The Templum Pacis was built by the emperor Vespasian (r. 69-79 A.D.) between 71 and 75 A.D. in celebration of his victories in the First Jewish–Roman War. Vespasian had personally led the Roman legions that crushed the rebellion in Galilee in 67 A.D. and after his elevation to the purple took him to Rome in 69 A.D., he left his son Titus behind to besiege Jerusalem. Jerusalem fell to Rome in the summer of 70 A.D. The loot from the sacking of Jerusalem funded the construction of Vespasian’s new temple to Pax, the goddess of peace.
A large and important temple facing what would become the Colosseum, The Temple of Peace is probably best remembered today for something added to it long after Vespasian’s death. It was the home of the Forma Urbis, an incredibly detailed map of Rome 60 feet wide carved on 150 marble slabs that documented the floorplans of every building, monument, bath, street and even staircases in the city to a scale of 1:240. It was hung on an interior wall of the temple by the emperor Septimius Severus in the first decade of the 3rd century. It was damaged in the 410 A.D. sack of Rome by Alaric, and gradually more and more of it was lost. Like much ancient marble, in the Middle Ages it was harvested to make lime. Today only 1,186 pieces of it (10-15% of the original) survive, and they are still being puzzled together.
The excavation of the eastern section of the temple, an area never archaeologically investigated before, began in June 2022 and came to a close just last week.
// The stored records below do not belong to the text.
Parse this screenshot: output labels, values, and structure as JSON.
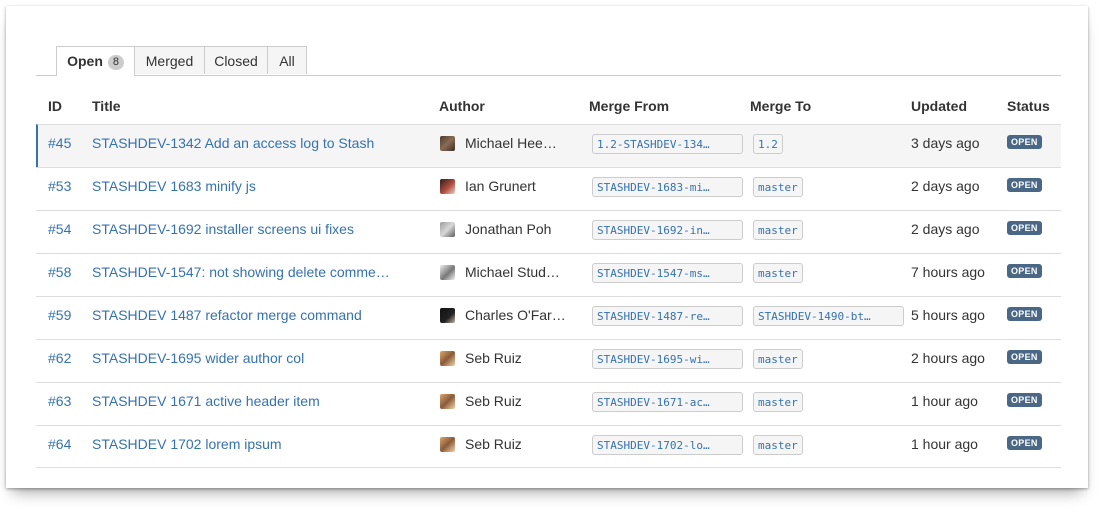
{
  "tabs": [
    {
      "label": "Open",
      "count": "8",
      "active": true
    },
    {
      "label": "Merged",
      "active": false
    },
    {
      "label": "Closed",
      "active": false
    },
    {
      "label": "All",
      "active": false
    }
  ],
  "columns": {
    "id": "ID",
    "title": "Title",
    "author": "Author",
    "merge_from": "Merge From",
    "merge_to": "Merge To",
    "updated": "Updated",
    "status": "Status"
  },
  "rows": [
    {
      "id": "#45",
      "title": "STASHDEV-1342 Add an access log to Stash",
      "author": "Michael Hee…",
      "from": "1.2-STASHDEV-134…",
      "to": "1.2",
      "updated": "3 days ago",
      "status": "OPEN"
    },
    {
      "id": "#53",
      "title": "STASHDEV 1683 minify js",
      "author": "Ian Grunert",
      "from": "STASHDEV-1683-mi…",
      "to": "master",
      "updated": "2 days ago",
      "status": "OPEN"
    },
    {
      "id": "#54",
      "title": "STASHDEV-1692 installer screens ui fixes",
      "author": "Jonathan Poh",
      "from": "STASHDEV-1692-in…",
      "to": "master",
      "updated": "2 days ago",
      "status": "OPEN"
    },
    {
      "id": "#58",
      "title": "STASHDEV-1547: not showing delete comme…",
      "author": "Michael Stud…",
      "from": "STASHDEV-1547-ms…",
      "to": "master",
      "updated": "7 hours ago",
      "status": "OPEN"
    },
    {
      "id": "#59",
      "title": "STASHDEV 1487 refactor merge command",
      "author": "Charles O'Far…",
      "from": "STASHDEV-1487-re…",
      "to": "STASHDEV-1490-bt…",
      "updated": "5 hours ago",
      "status": "OPEN"
    },
    {
      "id": "#62",
      "title": "STASHDEV-1695 wider author col",
      "author": "Seb Ruiz",
      "from": "STASHDEV-1695-wi…",
      "to": "master",
      "updated": "2 hours ago",
      "status": "OPEN"
    },
    {
      "id": "#63",
      "title": "STASHDEV 1671 active header item",
      "author": "Seb Ruiz",
      "from": "STASHDEV-1671-ac…",
      "to": "master",
      "updated": "1 hour ago",
      "status": "OPEN"
    },
    {
      "id": "#64",
      "title": "STASHDEV 1702 lorem ipsum",
      "author": "Seb Ruiz",
      "from": "STASHDEV-1702-lo…",
      "to": "master",
      "updated": "1 hour ago",
      "status": "OPEN"
    }
  ],
  "colors": {
    "link": "#3572b0",
    "lozenge_bg": "#4a6785",
    "selected_row_bg": "#f5f5f5",
    "selected_row_border": "#3572b0",
    "branch_bg": "#f5f5f5",
    "border": "#dddddd"
  }
}
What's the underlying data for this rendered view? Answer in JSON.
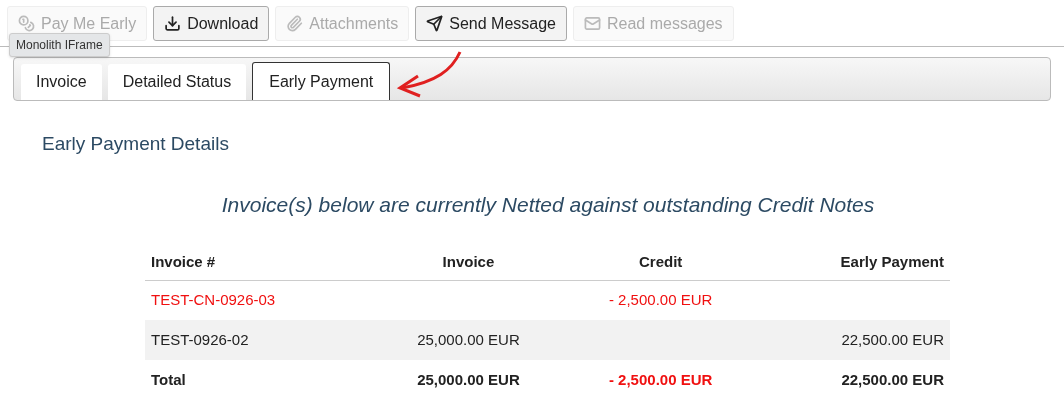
{
  "toolbar": [
    {
      "label": "Pay Me Early",
      "kind": "coins",
      "disabled": true
    },
    {
      "label": "Download",
      "kind": "download",
      "disabled": false
    },
    {
      "label": "Attachments",
      "kind": "paperclip",
      "disabled": true
    },
    {
      "label": "Send Message",
      "kind": "send",
      "disabled": false
    },
    {
      "label": "Read messages",
      "kind": "mail",
      "disabled": true
    }
  ],
  "tooltip": "Monolith IFrame",
  "tabs": [
    {
      "label": "Invoice",
      "selected": false
    },
    {
      "label": "Detailed Status",
      "selected": false
    },
    {
      "label": "Early Payment",
      "selected": true
    }
  ],
  "section_title": "Early Payment Details",
  "notice": "Invoice(s) below are currently Netted against outstanding Credit Notes",
  "table": {
    "columns": [
      "Invoice #",
      "Invoice",
      "Credit",
      "Early Payment"
    ],
    "rows": [
      {
        "kind": "credit",
        "cells": [
          "TEST-CN-0926-03",
          "",
          "- 2,500.00 EUR",
          ""
        ]
      },
      {
        "kind": "invoice",
        "cells": [
          "TEST-0926-02",
          "25,000.00 EUR",
          "",
          "22,500.00 EUR"
        ]
      },
      {
        "kind": "total",
        "cells": [
          "Total",
          "25,000.00 EUR",
          "- 2,500.00 EUR",
          "22,500.00 EUR"
        ]
      }
    ]
  }
}
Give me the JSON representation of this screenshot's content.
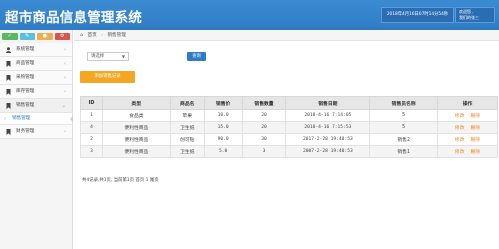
{
  "header": {
    "title": "超市商品信息管理系统",
    "datetime": "2018年4月16日07时14分54秒",
    "welcome_line1": "欢迎您 ,",
    "welcome_line2": "我们的张三"
  },
  "shortcut_colors": [
    "#5cb85c",
    "#5bc0de",
    "#f0ad4e",
    "#d9534f"
  ],
  "sidebar": {
    "items": [
      {
        "label": "系统管理",
        "icon": "user-icon"
      },
      {
        "label": "商品管理",
        "icon": "bookmark-icon"
      },
      {
        "label": "采购管理",
        "icon": "bookmark-icon"
      },
      {
        "label": "库存管理",
        "icon": "bookmark-icon"
      },
      {
        "label": "销售管理",
        "icon": "bookmark-icon"
      },
      {
        "label": "财务管理",
        "icon": "bookmark-icon"
      }
    ],
    "sub_items": [
      {
        "label": "销售管理"
      }
    ]
  },
  "breadcrumb": {
    "home": "首页",
    "current": "销售管理"
  },
  "search": {
    "select_value": "请选择",
    "button_label": "查询"
  },
  "toolbar": {
    "add_label": "添加销售记录"
  },
  "table": {
    "columns": [
      "ID",
      "类型",
      "商品名",
      "销售价",
      "销售数量",
      "销售日期",
      "销售员名称",
      "操作"
    ],
    "rows": [
      {
        "id": "1",
        "type": "食品类",
        "name": "苹果",
        "price": "10.0",
        "qty": "20",
        "date": "2018-4-16 7:14:05",
        "seller": "5"
      },
      {
        "id": "4",
        "type": "便利性商品",
        "name": "卫生纸",
        "price": "15.0",
        "qty": "20",
        "date": "2018-4-16 7:15:53",
        "seller": "5"
      },
      {
        "id": "2",
        "type": "便利性商品",
        "name": "创可贴",
        "price": "90.0",
        "qty": "30",
        "date": "2017-2-28 19:40:53",
        "seller": "销售2"
      },
      {
        "id": "3",
        "type": "便利性商品",
        "name": "卫生纸",
        "price": "5.0",
        "qty": "3",
        "date": "2007-2-28 19:40:53",
        "seller": "销售1"
      }
    ],
    "edit_label": "修改",
    "delete_label": "删除"
  },
  "pager": {
    "text": "共4记录,共1页, 当前第1页 首页 1 尾页"
  }
}
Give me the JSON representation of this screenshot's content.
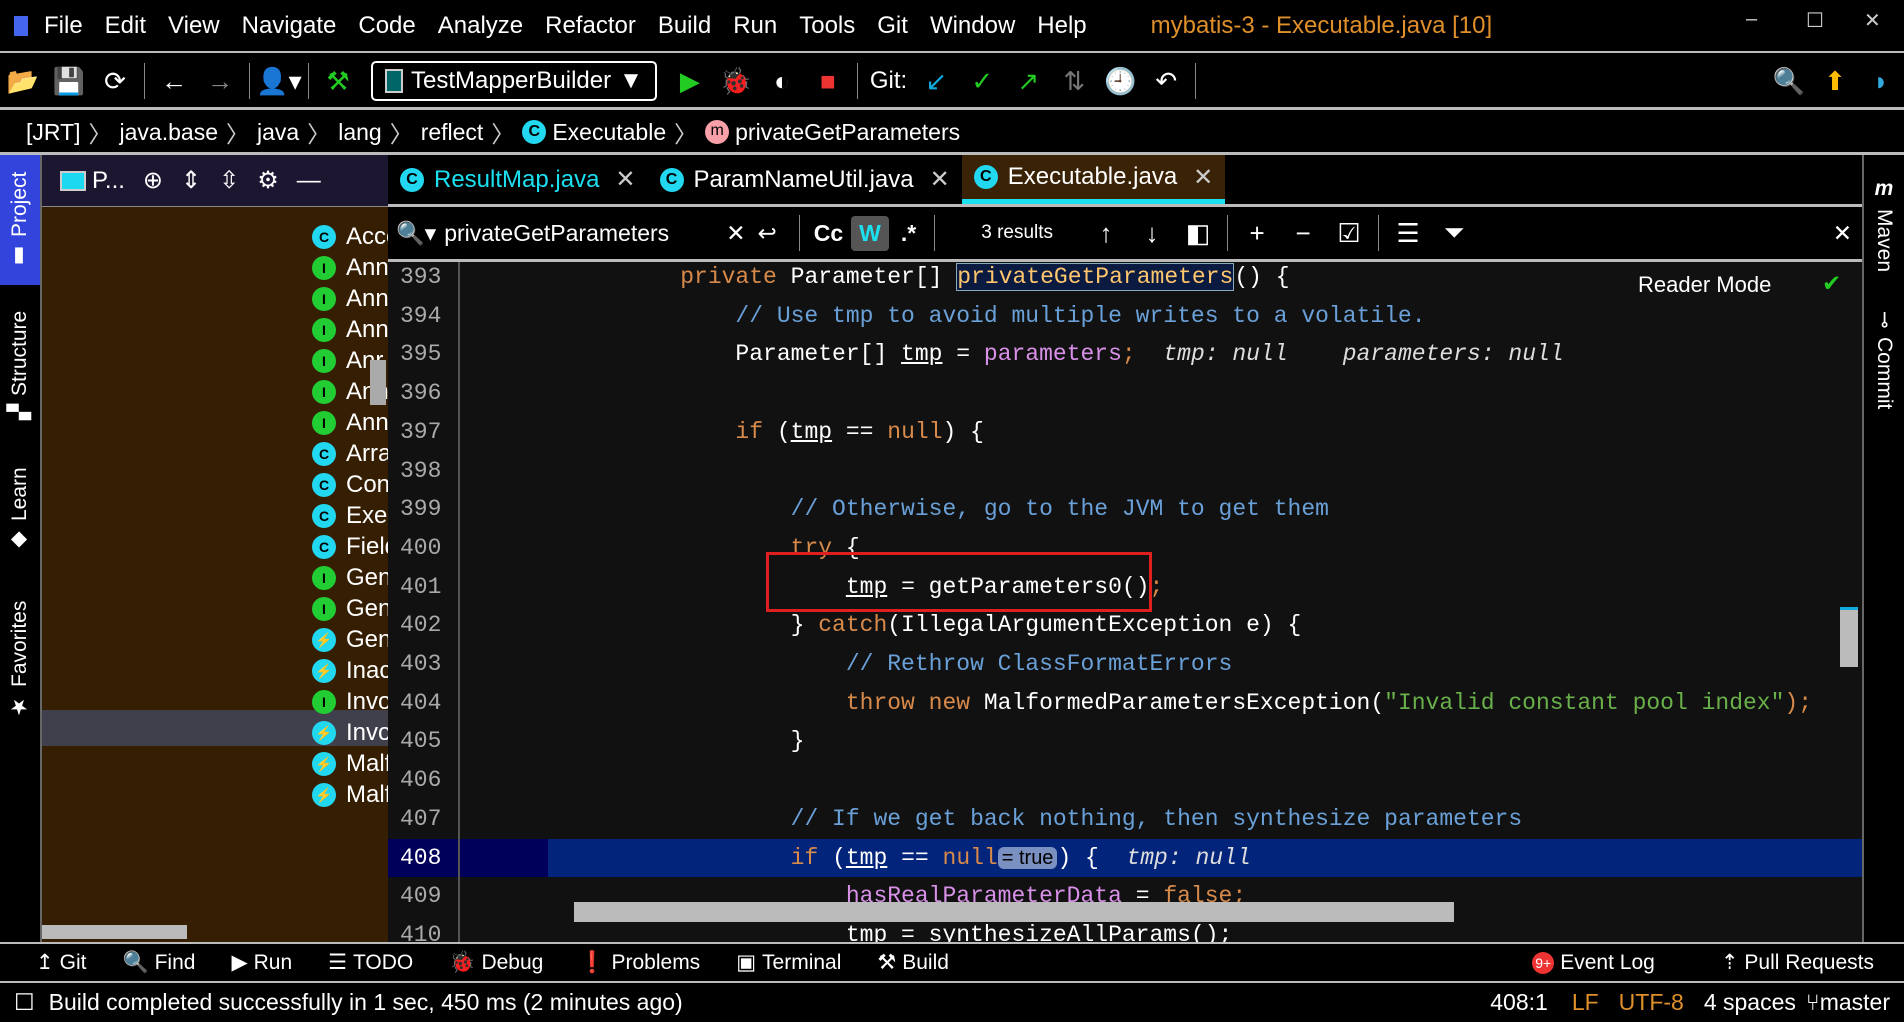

The discovery of cellars and large kilns, which can be easily imagined to have been the fate of many imperial marbles transformed into lime, reveals to archaeologists the evidence of the great complexity of the area, which had not been subject to archaeological investigations until now. Moreover, with the upcoming excavations, thanks also to the funds from the National Recovery and Resilience Plan (PNRR), it will probably be possible to reach the imperial phases and, why not, even the earlier ones. The hope is that this relatively small section of the Imperial Forums, not adequately investigated with the currently used methodologies, may bring some new interesting data to the understanding of an area that is only seemingly well-known: written sources, views, nineteenth-century photographs, and old-style digs (not scientific excavations) from the first half of the twentieth century do not represent a sufficient heritage to understand the phases in a city that has been constantly transforming for millennia like Rome.